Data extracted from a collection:
┌────────
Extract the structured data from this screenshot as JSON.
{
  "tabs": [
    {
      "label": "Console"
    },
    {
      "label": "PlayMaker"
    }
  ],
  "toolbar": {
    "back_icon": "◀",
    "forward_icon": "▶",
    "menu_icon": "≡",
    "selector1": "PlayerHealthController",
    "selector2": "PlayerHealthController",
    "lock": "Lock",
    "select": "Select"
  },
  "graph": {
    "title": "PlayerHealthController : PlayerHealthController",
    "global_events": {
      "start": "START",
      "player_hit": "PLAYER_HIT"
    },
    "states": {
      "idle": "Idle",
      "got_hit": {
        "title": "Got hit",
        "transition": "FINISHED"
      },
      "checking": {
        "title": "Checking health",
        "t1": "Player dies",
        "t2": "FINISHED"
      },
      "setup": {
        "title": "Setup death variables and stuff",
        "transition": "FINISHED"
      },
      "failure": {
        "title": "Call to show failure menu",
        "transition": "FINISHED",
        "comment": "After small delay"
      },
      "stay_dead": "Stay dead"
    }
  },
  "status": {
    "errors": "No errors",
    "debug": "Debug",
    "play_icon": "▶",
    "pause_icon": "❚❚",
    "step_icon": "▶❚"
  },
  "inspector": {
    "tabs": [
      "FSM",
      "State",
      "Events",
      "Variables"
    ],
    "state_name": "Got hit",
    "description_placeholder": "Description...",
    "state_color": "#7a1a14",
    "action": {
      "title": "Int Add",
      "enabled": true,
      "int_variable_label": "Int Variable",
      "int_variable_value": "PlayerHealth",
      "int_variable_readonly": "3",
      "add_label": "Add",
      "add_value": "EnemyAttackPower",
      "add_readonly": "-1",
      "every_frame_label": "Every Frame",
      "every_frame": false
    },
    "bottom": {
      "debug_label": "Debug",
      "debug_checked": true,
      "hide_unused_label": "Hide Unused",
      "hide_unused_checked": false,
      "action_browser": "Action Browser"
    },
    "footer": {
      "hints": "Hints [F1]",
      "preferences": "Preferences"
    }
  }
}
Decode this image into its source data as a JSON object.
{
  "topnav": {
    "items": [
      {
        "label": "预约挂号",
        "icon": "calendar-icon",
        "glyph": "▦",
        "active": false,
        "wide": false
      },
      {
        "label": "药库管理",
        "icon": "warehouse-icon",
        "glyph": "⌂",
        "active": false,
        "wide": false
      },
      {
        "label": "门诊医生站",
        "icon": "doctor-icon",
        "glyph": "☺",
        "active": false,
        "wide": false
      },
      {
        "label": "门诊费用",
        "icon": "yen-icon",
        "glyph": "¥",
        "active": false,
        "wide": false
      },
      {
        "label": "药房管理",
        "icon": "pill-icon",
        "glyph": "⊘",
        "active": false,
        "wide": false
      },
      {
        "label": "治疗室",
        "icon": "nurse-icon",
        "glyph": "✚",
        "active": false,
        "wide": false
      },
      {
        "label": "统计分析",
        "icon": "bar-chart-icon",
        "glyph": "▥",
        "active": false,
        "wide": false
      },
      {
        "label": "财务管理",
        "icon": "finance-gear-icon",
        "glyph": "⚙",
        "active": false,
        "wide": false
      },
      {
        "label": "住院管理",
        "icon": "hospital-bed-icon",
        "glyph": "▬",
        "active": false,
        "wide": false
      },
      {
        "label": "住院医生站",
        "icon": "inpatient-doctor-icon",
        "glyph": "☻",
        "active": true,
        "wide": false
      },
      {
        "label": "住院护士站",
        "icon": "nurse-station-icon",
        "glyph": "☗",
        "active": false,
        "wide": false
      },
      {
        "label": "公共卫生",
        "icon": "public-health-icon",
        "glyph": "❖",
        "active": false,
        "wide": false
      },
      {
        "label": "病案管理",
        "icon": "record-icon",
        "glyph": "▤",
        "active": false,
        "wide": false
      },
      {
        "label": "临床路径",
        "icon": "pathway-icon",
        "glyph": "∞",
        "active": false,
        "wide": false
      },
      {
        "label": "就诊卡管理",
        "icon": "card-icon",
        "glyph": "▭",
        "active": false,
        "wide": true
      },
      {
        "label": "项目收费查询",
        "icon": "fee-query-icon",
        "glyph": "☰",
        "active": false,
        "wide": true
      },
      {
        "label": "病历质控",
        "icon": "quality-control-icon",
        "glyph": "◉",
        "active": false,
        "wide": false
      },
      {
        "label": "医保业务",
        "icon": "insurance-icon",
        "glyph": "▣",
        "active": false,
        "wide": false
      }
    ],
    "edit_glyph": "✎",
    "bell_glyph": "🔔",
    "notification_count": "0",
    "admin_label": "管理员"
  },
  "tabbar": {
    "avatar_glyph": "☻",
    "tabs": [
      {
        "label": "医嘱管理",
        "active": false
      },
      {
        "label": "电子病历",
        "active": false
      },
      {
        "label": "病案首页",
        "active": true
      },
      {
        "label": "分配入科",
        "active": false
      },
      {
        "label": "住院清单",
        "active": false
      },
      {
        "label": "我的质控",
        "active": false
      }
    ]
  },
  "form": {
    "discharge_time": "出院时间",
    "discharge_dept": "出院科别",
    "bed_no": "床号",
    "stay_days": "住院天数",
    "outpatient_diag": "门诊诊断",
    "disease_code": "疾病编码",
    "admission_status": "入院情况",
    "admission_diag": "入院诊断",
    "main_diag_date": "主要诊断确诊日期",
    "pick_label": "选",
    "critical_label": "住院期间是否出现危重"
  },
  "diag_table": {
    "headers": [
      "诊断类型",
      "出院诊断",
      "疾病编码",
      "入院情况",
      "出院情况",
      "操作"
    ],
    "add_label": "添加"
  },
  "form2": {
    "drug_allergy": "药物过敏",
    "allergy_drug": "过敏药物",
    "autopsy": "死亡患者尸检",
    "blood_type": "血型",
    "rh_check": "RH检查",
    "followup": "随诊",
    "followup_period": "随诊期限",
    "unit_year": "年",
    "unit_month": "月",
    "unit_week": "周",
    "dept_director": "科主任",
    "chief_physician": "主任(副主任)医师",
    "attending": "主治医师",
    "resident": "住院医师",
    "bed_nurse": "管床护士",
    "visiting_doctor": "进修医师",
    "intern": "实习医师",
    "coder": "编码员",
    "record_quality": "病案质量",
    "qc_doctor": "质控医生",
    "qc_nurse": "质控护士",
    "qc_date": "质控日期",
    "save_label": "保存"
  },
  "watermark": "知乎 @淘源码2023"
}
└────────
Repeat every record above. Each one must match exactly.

◆ **Worked solution**
Extract the structured data from this screenshot as JSON.
{
  "tabs": [
    {
      "label": "Console"
    },
    {
      "label": "PlayMaker"
    }
  ],
  "toolbar": {
    "back_icon": "◀",
    "forward_icon": "▶",
    "menu_icon": "≡",
    "selector1": "PlayerHealthController",
    "selector2": "PlayerHealthController",
    "lock": "Lock",
    "select": "Select"
  },
  "graph": {
    "title": "PlayerHealthController : PlayerHealthController",
    "global_events": {
      "start": "START",
      "player_hit": "PLAYER_HIT"
    },
    "states": {
      "idle": "Idle",
      "got_hit": {
        "title": "Got hit",
        "transition": "FINISHED"
      },
      "checking": {
        "title": "Checking health",
        "t1": "Player dies",
        "t2": "FINISHED"
      },
      "setup": {
        "title": "Setup death variables and stuff",
        "transition": "FINISHED"
      },
      "failure": {
        "title": "Call to show failure menu",
        "transition": "FINISHED",
        "comment": "After small delay"
      },
      "stay_dead": "Stay dead"
    }
  },
  "status": {
    "errors": "No errors",
    "debug": "Debug",
    "play_icon": "▶",
    "pause_icon": "❚❚",
    "step_icon": "▶❚"
  },
  "inspector": {
    "tabs": [
      "FSM",
      "State",
      "Events",
      "Variables"
    ],
    "state_name": "Got hit",
    "description_placeholder": "Description...",
    "state_color": "#7a1a14",
    "action": {
      "title": "Int Add",
      "enabled": true,
      "int_variable_label": "Int Variable",
      "int_variable_value": "PlayerHealth",
      "int_variable_readonly": "3",
      "add_label": "Add",
      "add_value": "EnemyAttackPower",
      "add_readonly": "-1",
      "every_frame_label": "Every Frame",
      "every_frame": false
    },
    "bottom": {
      "debug_label": "Debug",
      "debug_checked": true,
      "hide_unused_label": "Hide Unused",
      "hide_unused_checked": false,
      "action_browser": "Action Browser"
    },
    "footer": {
      "hints": "Hints [F1]",
      "preferences": "Preferences"
    }
  }
}
Decode this image into its source data as a JSON object.
{
  "topnav": {
    "items": [
      {
        "label": "预约挂号",
        "icon": "calendar-icon",
        "glyph": "▦",
        "active": false,
        "wide": false
      },
      {
        "label": "药库管理",
        "icon": "warehouse-icon",
        "glyph": "⌂",
        "active": false,
        "wide": false
      },
      {
        "label": "门诊医生站",
        "icon": "doctor-icon",
        "glyph": "☺",
        "active": false,
        "wide": false
      },
      {
        "label": "门诊费用",
        "icon": "yen-icon",
        "glyph": "¥",
        "active": false,
        "wide": false
      },
      {
        "label": "药房管理",
        "icon": "pill-icon",
        "glyph": "⊘",
        "active": false,
        "wide": false
      },
      {
        "label": "治疗室",
        "icon": "nurse-icon",
        "glyph": "✚",
        "active": false,
        "wide": false
      },
      {
        "label": "统计分析",
        "icon": "bar-chart-icon",
        "glyph": "▥",
        "active": false,
        "wide": false
      },
      {
        "label": "财务管理",
        "icon": "finance-gear-icon",
        "glyph": "⚙",
        "active": false,
        "wide": false
      },
      {
        "label": "住院管理",
        "icon": "hospital-bed-icon",
        "glyph": "▬",
        "active": false,
        "wide": false
      },
      {
        "label": "住院医生站",
        "icon": "inpatient-doctor-icon",
        "glyph": "☻",
        "active": true,
        "wide": false
      },
      {
        "label": "住院护士站",
        "icon": "nurse-station-icon",
        "glyph": "☗",
        "active": false,
        "wide": false
      },
      {
        "label": "公共卫生",
        "icon": "public-health-icon",
        "glyph": "❖",
        "active": false,
        "wide": false
      },
      {
        "label": "病案管理",
        "icon": "record-icon",
        "glyph": "▤",
        "active": false,
        "wide": false
      },
      {
        "label": "临床路径",
        "icon": "pathway-icon",
        "glyph": "∞",
        "active": false,
        "wide": false
      },
      {
        "label": "就诊卡管理",
        "icon": "card-icon",
        "glyph": "▭",
        "active": false,
        "wide": true
      },
      {
        "label": "项目收费查询",
        "icon": "fee-query-icon",
        "glyph": "☰",
        "active": false,
        "wide": true
      },
      {
        "label": "病历质控",
        "icon": "quality-control-icon",
        "glyph": "◉",
        "active": false,
        "wide": false
      },
      {
        "label": "医保业务",
        "icon": "insurance-icon",
        "glyph": "▣",
        "active": false,
        "wide": false
      }
    ],
    "edit_glyph": "✎",
    "bell_glyph": "🔔",
    "notification_count": "0",
    "admin_label": "管理员"
  },
  "tabbar": {
    "avatar_glyph": "☻",
    "tabs": [
      {
        "label": "医嘱管理",
        "active": false
      },
      {
        "label": "电子病历",
        "active": false
      },
      {
        "label": "病案首页",
        "active": true
      },
      {
        "label": "分配入科",
        "active": false
      },
      {
        "label": "住院清单",
        "active": false
      },
      {
        "label": "我的质控",
        "active": false
      }
    ]
  },
  "form": {
    "discharge_time": "出院时间",
    "discharge_dept": "出院科别",
    "bed_no": "床号",
    "stay_days": "住院天数",
    "outpatient_diag": "门诊诊断",
    "disease_code": "疾病编码",
    "admission_status": "入院情况",
    "admission_diag": "入院诊断",
    "main_diag_date": "主要诊断确诊日期",
    "pick_label": "选",
    "critical_label": "住院期间是否出现危重"
  },
  "diag_table": {
    "headers": [
      "诊断类型",
      "出院诊断",
      "疾病编码",
      "入院情况",
      "出院情况",
      "操作"
    ],
    "add_label": "添加"
  },
  "form2": {
    "drug_allergy": "药物过敏",
    "allergy_drug": "过敏药物",
    "autopsy": "死亡患者尸检",
    "blood_type": "血型",
    "rh_check": "RH检查",
    "followup": "随诊",
    "followup_period": "随诊期限",
    "unit_year": "年",
    "unit_month": "月",
    "unit_week": "周",
    "dept_director": "科主任",
    "chief_physician": "主任(副主任)医师",
    "attending": "主治医师",
    "resident": "住院医师",
    "bed_nurse": "管床护士",
    "visiting_doctor": "进修医师",
    "intern": "实习医师",
    "coder": "编码员",
    "record_quality": "病案质量",
    "qc_doctor": "质控医生",
    "qc_nurse": "质控护士",
    "qc_date": "质控日期",
    "save_label": "保存"
  },
  "watermark": "知乎 @淘源码2023"
}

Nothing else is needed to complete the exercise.